In an earlier post I defended, though somewhat halfheartedly, Shepard Fairey’s right to use the AP’s Obama photo in his art. But this should not be taken as an endorsement of the artist. I’ve not seen too many of his works, but they don’t strike me as very interesting. He’s too clearly commercial in style and intent to be a “street artist” any more than those corporate-funded anti-tobacco commercials on TV are guerrilla advertising, and as a pop artist he brings nothing original. Now he’s got a big exhibition, which trumpets that his work “actively resists categorization” and “shifts easily between the realms of high, commercial, and political art”. Really? Or is it equivocation? Or just a muddle? Now Fairey is getting to be a high-roller in the art world, so of course he makes the obligatory ironic nod to his success by calling his show “supply and demand”. Har har. But there’s not a touch of irony in the HOPE poster to which he owes his fame. As one critique at Tomorrow Museum puts it,
It is not that it borrows so obviously from communist propaganda design, but because it doesn’t transcend its source of inspiration.
And still worse,

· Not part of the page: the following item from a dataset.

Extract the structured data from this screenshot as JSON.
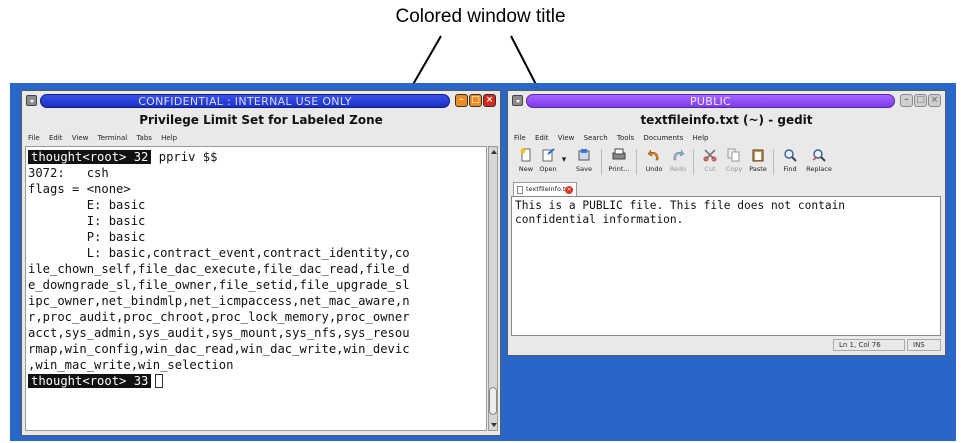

Fairey’s work makes you wonder if he even quite knows what’s going on in the Middle East or what Guantánamo Bay even is. What Fairey communicates about politics is apathy and a vague directionless feeling of dissent.
Except in the HOPE poster, of course. No irony, no anger, and no apathy. Ean Frick writes,
Another element is the faux (or is it?) propaganda aesthetic, superficially reminiscent of Stalinist kitsch, which runs through all of Fairey’s pieces from OBEY to HOPE. On the outset this all seems rather tongue in cheek, but the humorless HOPE poster of our current God-King just shows how quickly the illusion of irony can come tumbling down when an agenda needs to be put forth. The use of quasi-Stalinist aesthetics is itself very telling.
It is indeed. Fairey tempts us to think that it is faux propaganda, with his aforementioned obligatory ironic gestures. Again, Tomorrow Museum‘s description of the Obama piece.
It is as it looks: a Dear Leader-like swoon….which could work only if you interpret it at it as a self-mocking, self-aware rub at “drinking the Obama kool-aid.”
But there simply isn’t anything in the image itself that would lead you to interpret that way. It’s clearly the work of someone who has already imbibed said kool-aid, and implores you to do the same. Frick has it right, I think, by comparing Fairey to the Soviet artist Rodchenko, as “a skilled visual propagandist whose job it is to make the establishment seem cool and radical.”